EXCERPTED RECORDS:
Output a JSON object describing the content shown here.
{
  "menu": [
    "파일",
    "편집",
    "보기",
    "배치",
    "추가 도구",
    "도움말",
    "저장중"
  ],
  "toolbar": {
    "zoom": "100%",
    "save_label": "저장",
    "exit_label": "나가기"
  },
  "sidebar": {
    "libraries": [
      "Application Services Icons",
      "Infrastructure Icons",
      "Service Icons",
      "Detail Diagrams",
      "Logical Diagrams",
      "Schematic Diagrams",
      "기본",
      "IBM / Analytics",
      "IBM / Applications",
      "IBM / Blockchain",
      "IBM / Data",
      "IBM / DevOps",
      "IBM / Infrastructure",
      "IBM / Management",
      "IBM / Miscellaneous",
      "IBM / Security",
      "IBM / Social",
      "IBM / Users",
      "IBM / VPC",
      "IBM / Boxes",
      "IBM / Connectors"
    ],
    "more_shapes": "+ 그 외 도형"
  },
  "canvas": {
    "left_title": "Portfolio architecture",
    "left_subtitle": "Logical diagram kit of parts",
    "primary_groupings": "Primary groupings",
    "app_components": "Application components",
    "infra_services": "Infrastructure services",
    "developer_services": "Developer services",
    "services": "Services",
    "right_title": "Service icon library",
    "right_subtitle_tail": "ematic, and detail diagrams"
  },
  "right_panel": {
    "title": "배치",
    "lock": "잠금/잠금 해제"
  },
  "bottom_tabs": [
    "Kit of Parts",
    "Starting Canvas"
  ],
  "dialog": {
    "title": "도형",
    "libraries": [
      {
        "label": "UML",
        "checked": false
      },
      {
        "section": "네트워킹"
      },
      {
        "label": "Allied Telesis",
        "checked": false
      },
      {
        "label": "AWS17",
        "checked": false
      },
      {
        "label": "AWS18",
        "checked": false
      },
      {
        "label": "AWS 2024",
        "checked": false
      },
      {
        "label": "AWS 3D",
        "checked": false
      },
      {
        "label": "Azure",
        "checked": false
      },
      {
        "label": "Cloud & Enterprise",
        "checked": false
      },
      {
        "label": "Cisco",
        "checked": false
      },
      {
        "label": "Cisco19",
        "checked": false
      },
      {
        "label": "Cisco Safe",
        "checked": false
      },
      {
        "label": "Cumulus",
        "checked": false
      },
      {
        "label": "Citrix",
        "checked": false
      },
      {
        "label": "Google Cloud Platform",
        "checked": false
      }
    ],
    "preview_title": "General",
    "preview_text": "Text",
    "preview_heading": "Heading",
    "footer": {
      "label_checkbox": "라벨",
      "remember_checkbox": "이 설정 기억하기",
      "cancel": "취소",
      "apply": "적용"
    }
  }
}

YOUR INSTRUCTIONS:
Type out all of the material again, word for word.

RESULT OF THE TASK:
Output a JSON object describing the content shown here.
{
  "menu": [
    "파일",
    "편집",
    "보기",
    "배치",
    "추가 도구",
    "도움말",
    "저장중"
  ],
  "toolbar": {
    "zoom": "100%",
    "save_label": "저장",
    "exit_label": "나가기"
  },
  "sidebar": {
    "libraries": [
      "Application Services Icons",
      "Infrastructure Icons",
      "Service Icons",
      "Detail Diagrams",
      "Logical Diagrams",
      "Schematic Diagrams",
      "기본",
      "IBM / Analytics",
      "IBM / Applications",
      "IBM / Blockchain",
      "IBM / Data",
      "IBM / DevOps",
      "IBM / Infrastructure",
      "IBM / Management",
      "IBM / Miscellaneous",
      "IBM / Security",
      "IBM / Social",
      "IBM / Users",
      "IBM / VPC",
      "IBM / Boxes",
      "IBM / Connectors"
    ],
    "more_shapes": "+ 그 외 도형"
  },
  "canvas": {
    "left_title": "Portfolio architecture",
    "left_subtitle": "Logical diagram kit of parts",
    "primary_groupings": "Primary groupings",
    "app_components": "Application components",
    "infra_services": "Infrastructure services",
    "developer_services": "Developer services",
    "services": "Services",
    "right_title": "Service icon library",
    "right_subtitle_tail": "ematic, and detail diagrams"
  },
  "right_panel": {
    "title": "배치",
    "lock": "잠금/잠금 해제"
  },
  "bottom_tabs": [
    "Kit of Parts",
    "Starting Canvas"
  ],
  "dialog": {
    "title": "도형",
    "libraries": [
      {
        "label": "UML",
        "checked": false
      },
      {
        "section": "네트워킹"
      },
      {
        "label": "Allied Telesis",
        "checked": false
      },
      {
        "label": "AWS17",
        "checked": false
      },
      {
        "label": "AWS18",
        "checked": false
      },
      {
        "label": "AWS 2024",
        "checked": false
      },
      {
        "label": "AWS 3D",
        "checked": false
      },
      {
        "label": "Azure",
        "checked": false
      },
      {
        "label": "Cloud & Enterprise",
        "checked": false
      },
      {
        "label": "Cisco",
        "checked": false
      },
      {
        "label": "Cisco19",
        "checked": false
      },
      {
        "label": "Cisco Safe",
        "checked": false
      },
      {
        "label": "Cumulus",
        "checked": false
      },
      {
        "label": "Citrix",
        "checked": false
      },
      {
        "label": "Google Cloud Platform",
        "checked": false
      }
    ],
    "preview_title": "General",
    "preview_text": "Text",
    "preview_heading": "Heading",
    "footer": {
      "label_checkbox": "라벨",
      "remember_checkbox": "이 설정 기억하기",
      "cancel": "취소",
      "apply": "적용"
    }
  }
}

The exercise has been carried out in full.